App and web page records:

━━━

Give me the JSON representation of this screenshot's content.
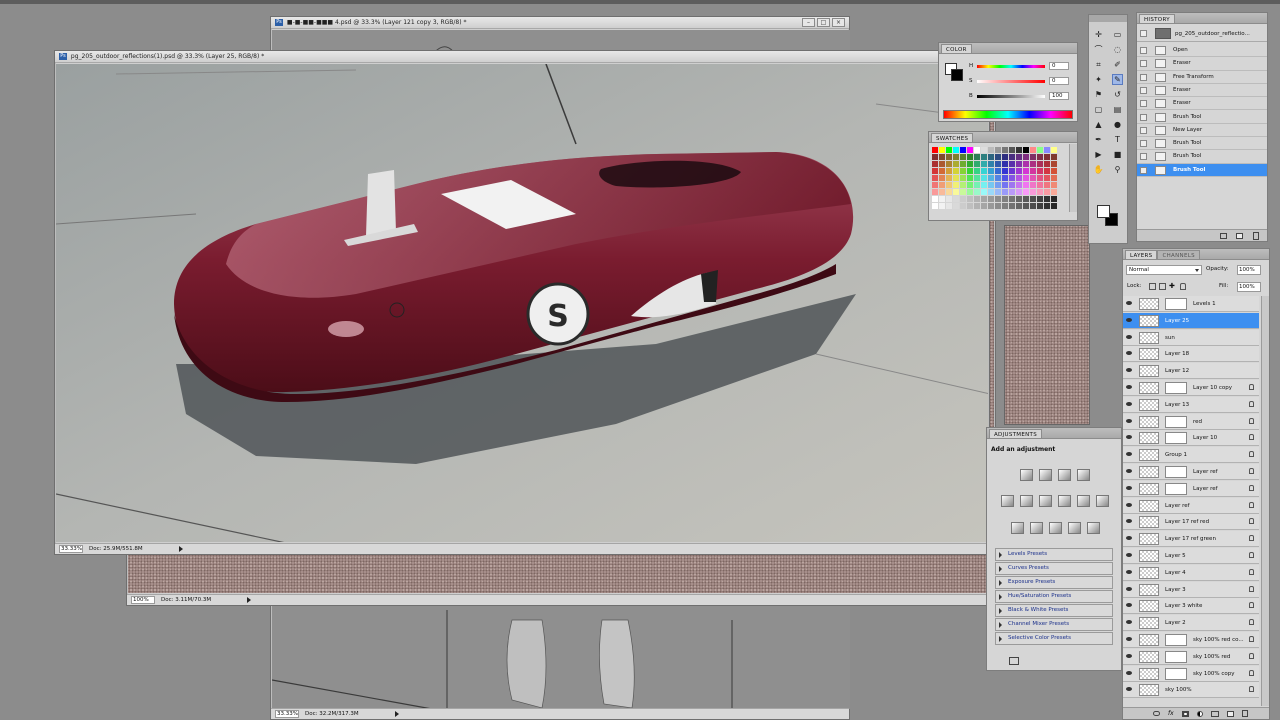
{
  "back_doc": {
    "title": "■-■-■■-■■■ 4.psd @ 33.3% (Layer 121 copy 3, RGB/8) *",
    "zoom": "33.33%",
    "doc_info": "Doc: 32.2M/317.3M"
  },
  "mid_doc": {
    "zoom": "100%",
    "doc_info": "Doc: 3.11M/70.3M"
  },
  "main_doc": {
    "title": "pg_205_outdoor_reflections(1).psd @ 33.3% (Layer 25, RGB/8) *",
    "zoom": "33.33%",
    "doc_info": "Doc: 25.9M/551.8M"
  },
  "color_panel": {
    "tab": "COLOR",
    "sliders": [
      {
        "label": "H",
        "value": "0"
      },
      {
        "label": "S",
        "value": "0"
      },
      {
        "label": "B",
        "value": "100"
      }
    ]
  },
  "swatches_panel": {
    "tab": "SWATCHES"
  },
  "history_panel": {
    "tab": "HISTORY",
    "snapshot": "pg_205_outdoor_reflectio...",
    "items": [
      {
        "name": "Open",
        "selected": false
      },
      {
        "name": "Eraser",
        "selected": false
      },
      {
        "name": "Free Transform",
        "selected": false
      },
      {
        "name": "Eraser",
        "selected": false
      },
      {
        "name": "Eraser",
        "selected": false
      },
      {
        "name": "Brush Tool",
        "selected": false
      },
      {
        "name": "New Layer",
        "selected": false
      },
      {
        "name": "Brush Tool",
        "selected": false
      },
      {
        "name": "Brush Tool",
        "selected": false
      },
      {
        "name": "Brush Tool",
        "selected": true
      }
    ]
  },
  "layers_panel": {
    "tabs": [
      "LAYERS",
      "CHANNELS"
    ],
    "blend_mode": "Normal",
    "opacity_label": "Opacity:",
    "opacity": "100%",
    "lock_label": "Lock:",
    "fill_label": "Fill:",
    "fill": "100%",
    "layers": [
      {
        "name": "Levels 1",
        "mask": true,
        "selected": false
      },
      {
        "name": "Layer 25",
        "mask": false,
        "selected": true
      },
      {
        "name": "sun",
        "mask": false,
        "selected": false
      },
      {
        "name": "Layer 18",
        "mask": false,
        "selected": false
      },
      {
        "name": "Layer 12",
        "mask": false,
        "selected": false
      },
      {
        "name": "Layer 10 copy",
        "mask": true,
        "selected": false
      },
      {
        "name": "Layer 13",
        "mask": false,
        "selected": false
      },
      {
        "name": "red",
        "mask": true,
        "selected": false
      },
      {
        "name": "Layer 10",
        "mask": true,
        "selected": false
      },
      {
        "name": "Group 1",
        "mask": false,
        "selected": false
      },
      {
        "name": "Layer ref",
        "mask": true,
        "selected": false
      },
      {
        "name": "Layer ref",
        "mask": true,
        "selected": false
      },
      {
        "name": "Layer ref",
        "mask": false,
        "selected": false
      },
      {
        "name": "Layer 17 ref red",
        "mask": false,
        "selected": false
      },
      {
        "name": "Layer 17 ref green",
        "mask": false,
        "selected": false
      },
      {
        "name": "Layer 5",
        "mask": false,
        "selected": false
      },
      {
        "name": "Layer 4",
        "mask": false,
        "selected": false
      },
      {
        "name": "Layer 3",
        "mask": false,
        "selected": false
      },
      {
        "name": "Layer 3 white",
        "mask": false,
        "selected": false
      },
      {
        "name": "Layer 2",
        "mask": false,
        "selected": false
      },
      {
        "name": "sky 100% red co...",
        "mask": true,
        "selected": false
      },
      {
        "name": "sky 100% red",
        "mask": true,
        "selected": false
      },
      {
        "name": "sky 100% copy",
        "mask": true,
        "selected": false
      },
      {
        "name": "sky 100%",
        "mask": false,
        "selected": false
      }
    ]
  },
  "adjustments_panel": {
    "tab": "ADJUSTMENTS",
    "heading": "Add an adjustment",
    "presets": [
      "Levels Presets",
      "Curves Presets",
      "Exposure Presets",
      "Hue/Saturation Presets",
      "Black & White Presets",
      "Channel Mixer Presets",
      "Selective Color Presets"
    ]
  },
  "canvas": {
    "badge_letter": "S"
  }
}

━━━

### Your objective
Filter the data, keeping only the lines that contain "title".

### Answer section
    "title": "■-■-■■-■■■ 4.psd @ 33.3% (Layer 121 copy 3, RGB/8) *",
    "title": "pg_205_outdoor_reflections(1).psd @ 33.3% (Layer 25, RGB/8) *",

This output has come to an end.